Ivanov refused to say in what respect the new weaponry would be unique. The minister only said the new system would not be aimed against any individual country but would guarantee Russia's security against "absolutely any threat that exists or could arise in the future."

In November, Russian President Vladimir Putin spoke about a new generation of nuclear weaponry, but military analysts can only guess at what kind of weapons the Russian leaders have in mind.
"My immediate response is, ‘Who is paying for them?’" -- Doug Richardson, an editor of "Jane's Missiles and Rockets" magazine

Doug Richardson, an editor of "Jane's Missiles and Rockets" magazine, told RFE/RL that it is unclear what Ivanov exactly means.

"There are several possibilities. One is maybe he's referring to the new ‘Bulava’ submarine-launched ballistic missile, but right now that's only at [the] very beginning of its development program," Richardson said. "And he also might be referring to the fact that Russians have flight tested a powered reentry vehicle for a ballistic missile.”

When a ballistic missile reenters the atmosphere the warhead is no longer subject to guidance. At that point it's just like an artillery round. But a powered reentry vehicle with an air-breathing engine could take over and adjust the warhead's trajectory to help it avoid air-defense systems, making it maneuverable.

Russian independent defense analyst Pavel Felgenhauer told RFE/RL in November that the new Russian missiles would have maneuverable warheads.

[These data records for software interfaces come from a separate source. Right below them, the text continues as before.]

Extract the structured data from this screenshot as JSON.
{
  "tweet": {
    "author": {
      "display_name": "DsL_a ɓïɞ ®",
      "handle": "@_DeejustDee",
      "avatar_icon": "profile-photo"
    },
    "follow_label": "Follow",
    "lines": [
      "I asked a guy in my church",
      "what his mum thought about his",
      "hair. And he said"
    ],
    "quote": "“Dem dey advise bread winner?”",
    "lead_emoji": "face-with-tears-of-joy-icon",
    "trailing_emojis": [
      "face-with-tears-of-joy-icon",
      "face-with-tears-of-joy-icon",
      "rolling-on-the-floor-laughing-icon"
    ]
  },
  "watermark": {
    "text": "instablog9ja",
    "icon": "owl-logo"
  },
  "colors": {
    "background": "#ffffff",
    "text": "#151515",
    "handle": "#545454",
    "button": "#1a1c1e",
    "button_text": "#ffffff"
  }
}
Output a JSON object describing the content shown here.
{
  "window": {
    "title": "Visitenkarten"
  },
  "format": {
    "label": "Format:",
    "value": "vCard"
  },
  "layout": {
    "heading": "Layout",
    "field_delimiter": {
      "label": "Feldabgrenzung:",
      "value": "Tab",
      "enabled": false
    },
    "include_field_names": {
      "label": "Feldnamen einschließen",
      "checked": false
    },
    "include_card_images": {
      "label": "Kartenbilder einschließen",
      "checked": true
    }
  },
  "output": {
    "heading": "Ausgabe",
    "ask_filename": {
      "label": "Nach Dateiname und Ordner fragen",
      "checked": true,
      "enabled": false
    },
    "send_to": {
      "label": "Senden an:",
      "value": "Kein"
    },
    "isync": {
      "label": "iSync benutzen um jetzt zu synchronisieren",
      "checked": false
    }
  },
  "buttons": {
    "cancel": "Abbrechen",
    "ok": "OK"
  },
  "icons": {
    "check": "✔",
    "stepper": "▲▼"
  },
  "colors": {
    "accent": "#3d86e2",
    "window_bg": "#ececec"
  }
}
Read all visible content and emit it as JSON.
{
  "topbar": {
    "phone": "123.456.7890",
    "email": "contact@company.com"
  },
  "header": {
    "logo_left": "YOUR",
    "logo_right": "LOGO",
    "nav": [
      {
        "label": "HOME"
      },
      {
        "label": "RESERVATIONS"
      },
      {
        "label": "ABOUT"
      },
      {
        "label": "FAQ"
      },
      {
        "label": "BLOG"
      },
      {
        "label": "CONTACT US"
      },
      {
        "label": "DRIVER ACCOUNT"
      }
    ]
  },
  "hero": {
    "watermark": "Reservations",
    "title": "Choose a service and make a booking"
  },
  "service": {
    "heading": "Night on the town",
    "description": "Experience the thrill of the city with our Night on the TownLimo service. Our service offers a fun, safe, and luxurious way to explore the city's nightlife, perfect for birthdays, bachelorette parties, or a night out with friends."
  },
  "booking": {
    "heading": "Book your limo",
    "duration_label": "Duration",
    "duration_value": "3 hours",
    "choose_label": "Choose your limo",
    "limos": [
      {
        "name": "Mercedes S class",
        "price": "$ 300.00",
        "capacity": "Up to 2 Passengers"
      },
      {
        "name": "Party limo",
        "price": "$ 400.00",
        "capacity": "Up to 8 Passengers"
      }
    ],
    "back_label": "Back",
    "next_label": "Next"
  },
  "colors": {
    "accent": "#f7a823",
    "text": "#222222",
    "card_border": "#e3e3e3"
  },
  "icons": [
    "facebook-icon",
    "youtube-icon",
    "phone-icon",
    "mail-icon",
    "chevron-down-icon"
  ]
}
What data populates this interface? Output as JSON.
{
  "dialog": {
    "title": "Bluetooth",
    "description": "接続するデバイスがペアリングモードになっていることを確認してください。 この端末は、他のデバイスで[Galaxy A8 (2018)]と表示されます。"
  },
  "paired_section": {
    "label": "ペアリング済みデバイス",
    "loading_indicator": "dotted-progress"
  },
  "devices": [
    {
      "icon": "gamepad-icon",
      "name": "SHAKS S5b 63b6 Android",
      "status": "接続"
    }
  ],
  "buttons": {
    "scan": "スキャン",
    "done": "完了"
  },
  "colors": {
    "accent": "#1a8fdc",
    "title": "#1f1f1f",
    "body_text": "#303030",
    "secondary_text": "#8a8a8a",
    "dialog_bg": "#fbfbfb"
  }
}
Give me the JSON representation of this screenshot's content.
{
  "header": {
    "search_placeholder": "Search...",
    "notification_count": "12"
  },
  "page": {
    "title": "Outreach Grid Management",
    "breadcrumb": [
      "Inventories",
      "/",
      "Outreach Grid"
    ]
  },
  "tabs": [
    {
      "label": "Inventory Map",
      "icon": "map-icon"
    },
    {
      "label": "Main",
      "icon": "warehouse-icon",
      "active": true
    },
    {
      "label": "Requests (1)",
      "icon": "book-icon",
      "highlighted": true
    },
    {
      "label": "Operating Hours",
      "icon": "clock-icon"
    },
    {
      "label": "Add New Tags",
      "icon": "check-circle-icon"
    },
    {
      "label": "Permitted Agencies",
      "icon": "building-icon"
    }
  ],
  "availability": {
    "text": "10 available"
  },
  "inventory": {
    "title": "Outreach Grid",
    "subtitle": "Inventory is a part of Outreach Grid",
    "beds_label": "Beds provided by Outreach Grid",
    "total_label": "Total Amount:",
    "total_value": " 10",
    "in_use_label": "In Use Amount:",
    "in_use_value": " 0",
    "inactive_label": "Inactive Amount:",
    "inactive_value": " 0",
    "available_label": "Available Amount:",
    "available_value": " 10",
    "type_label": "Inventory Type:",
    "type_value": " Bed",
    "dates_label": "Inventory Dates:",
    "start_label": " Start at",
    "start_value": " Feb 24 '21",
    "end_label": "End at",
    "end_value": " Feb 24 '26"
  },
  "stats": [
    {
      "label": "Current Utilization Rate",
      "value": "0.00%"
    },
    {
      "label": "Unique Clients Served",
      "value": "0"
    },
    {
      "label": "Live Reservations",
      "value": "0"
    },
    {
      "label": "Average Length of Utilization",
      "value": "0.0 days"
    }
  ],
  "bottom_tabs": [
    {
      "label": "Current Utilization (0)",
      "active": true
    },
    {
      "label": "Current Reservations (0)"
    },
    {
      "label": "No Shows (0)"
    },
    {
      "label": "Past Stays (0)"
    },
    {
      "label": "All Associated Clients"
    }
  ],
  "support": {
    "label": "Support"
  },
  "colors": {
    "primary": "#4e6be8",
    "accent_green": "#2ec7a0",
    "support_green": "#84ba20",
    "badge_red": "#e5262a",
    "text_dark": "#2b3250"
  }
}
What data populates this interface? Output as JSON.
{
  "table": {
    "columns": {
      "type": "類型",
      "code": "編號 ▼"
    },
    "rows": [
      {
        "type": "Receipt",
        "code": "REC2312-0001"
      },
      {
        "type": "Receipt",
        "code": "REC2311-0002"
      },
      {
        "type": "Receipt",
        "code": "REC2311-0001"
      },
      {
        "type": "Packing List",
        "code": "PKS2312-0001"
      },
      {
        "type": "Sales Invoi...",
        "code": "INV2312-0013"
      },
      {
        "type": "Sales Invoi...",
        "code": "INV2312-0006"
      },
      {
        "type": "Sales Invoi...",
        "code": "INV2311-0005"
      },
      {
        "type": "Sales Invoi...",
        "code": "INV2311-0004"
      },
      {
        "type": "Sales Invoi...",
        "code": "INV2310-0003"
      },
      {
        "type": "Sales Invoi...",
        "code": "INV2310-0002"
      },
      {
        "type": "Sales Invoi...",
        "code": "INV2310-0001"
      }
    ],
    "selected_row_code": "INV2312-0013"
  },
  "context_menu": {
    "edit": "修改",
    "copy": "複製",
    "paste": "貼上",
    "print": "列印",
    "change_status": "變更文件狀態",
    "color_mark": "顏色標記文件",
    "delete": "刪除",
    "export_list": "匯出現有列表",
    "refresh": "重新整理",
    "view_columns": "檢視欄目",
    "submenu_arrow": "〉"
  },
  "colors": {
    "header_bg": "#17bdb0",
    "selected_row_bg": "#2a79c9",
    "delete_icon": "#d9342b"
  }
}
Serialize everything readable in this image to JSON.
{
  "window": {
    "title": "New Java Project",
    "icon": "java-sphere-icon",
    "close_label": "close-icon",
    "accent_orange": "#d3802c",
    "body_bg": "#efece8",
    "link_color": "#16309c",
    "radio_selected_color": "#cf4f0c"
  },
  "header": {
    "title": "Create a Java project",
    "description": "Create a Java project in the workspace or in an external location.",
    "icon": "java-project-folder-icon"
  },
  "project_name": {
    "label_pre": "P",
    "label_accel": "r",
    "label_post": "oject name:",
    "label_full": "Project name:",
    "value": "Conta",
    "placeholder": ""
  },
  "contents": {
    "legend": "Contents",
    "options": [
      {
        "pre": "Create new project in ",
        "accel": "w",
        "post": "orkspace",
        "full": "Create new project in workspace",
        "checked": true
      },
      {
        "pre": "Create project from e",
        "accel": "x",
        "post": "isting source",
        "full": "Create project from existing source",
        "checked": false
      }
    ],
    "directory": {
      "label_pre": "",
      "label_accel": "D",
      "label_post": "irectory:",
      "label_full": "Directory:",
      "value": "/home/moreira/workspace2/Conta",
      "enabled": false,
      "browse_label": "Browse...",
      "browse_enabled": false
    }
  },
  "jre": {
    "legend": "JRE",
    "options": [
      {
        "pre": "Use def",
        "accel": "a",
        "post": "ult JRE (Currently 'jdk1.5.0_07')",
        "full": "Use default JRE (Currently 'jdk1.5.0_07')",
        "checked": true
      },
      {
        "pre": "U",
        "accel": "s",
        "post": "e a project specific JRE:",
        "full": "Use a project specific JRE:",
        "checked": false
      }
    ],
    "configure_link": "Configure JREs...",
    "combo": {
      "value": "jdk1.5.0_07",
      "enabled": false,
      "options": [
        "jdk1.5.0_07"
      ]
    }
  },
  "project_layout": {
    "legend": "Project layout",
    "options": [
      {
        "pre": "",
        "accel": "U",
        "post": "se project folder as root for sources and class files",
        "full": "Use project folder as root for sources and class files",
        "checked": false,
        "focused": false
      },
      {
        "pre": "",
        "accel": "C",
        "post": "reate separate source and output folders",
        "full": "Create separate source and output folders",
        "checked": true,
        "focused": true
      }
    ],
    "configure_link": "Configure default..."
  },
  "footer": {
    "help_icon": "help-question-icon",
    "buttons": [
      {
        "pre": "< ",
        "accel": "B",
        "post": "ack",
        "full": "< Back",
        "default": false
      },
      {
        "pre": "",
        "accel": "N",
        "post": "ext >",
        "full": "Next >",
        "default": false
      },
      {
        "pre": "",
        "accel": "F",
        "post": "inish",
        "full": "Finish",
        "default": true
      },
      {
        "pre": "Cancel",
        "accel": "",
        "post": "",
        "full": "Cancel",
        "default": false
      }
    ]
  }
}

He said Russian officials are probably talking about the research leftovers of the Soviet effort in 1980s to build what was known at that time as an "asymmetric response" to U.S. President Ronald Reagan's Strategic Defense Initiative, also known as “Star Wars.”

"There are different...ways of making strategic intercontinental nuclear warheads less susceptible to antiballistic missile defenses," Felgenhauer said. He added that it might be true that Russia was so far the only country to develop such technology. However, he said the United States has not felt the need to develop maneuverable warheads as no other country was building a modern missile-defense system.

Although what Ivanov said could put Russia nearer to a military-superpower status, Richardson said he doubts contemporary Russia's capabilities to build advanced nuclear weaponry:

"My immediate response is, ‘Who is paying for them?’" Richardson said. "Because the Russian defense budget, which is just being released -- I'm going by memory here -- I think it allows them to buy, in the course of the next year, six ballistic missiles. Back in the days of the Cold War they used to buy 50 a year of each model of ballistic missiles. Now, they can only afford a handful of one model."

Richardson said that Russia has no money for such a large ballistic-missile-deployment program or for the necessary scientific research.

However, Russia prides itself on being the sole inheritor of the vast nuclear arsenal that gave the Soviet Union its superpower status and basic military parity with the United States.

Richardson said he also doubts that Russia is utilizing scientific and technological research leftover from the Soviet era.

"If it's so, it’s something we obviously don't know about," Richardson said. "Most of the programs from the Soviet era simply died due to a lack of funding."

Richardson said Russia is behind the United States in many fields, also in producing new supersonic jet fighters and other more conventional military equipment.

Washington does not appear overly concerned by Russia’s most recent claims. Several months ago, State Department spokesman Adam Ereli said that the United States "does not perceive Russia's nuclear modernization activities as threatening" and added that what Russia is doing is consistent with treaties between the United States and Russia.

Analysts have also pointed out that Russia does not need more or better ballistic missiles as the United States is no longer an enemy of Moscow’s and such missiles will not solve the problems of fighting terrorism or separatism.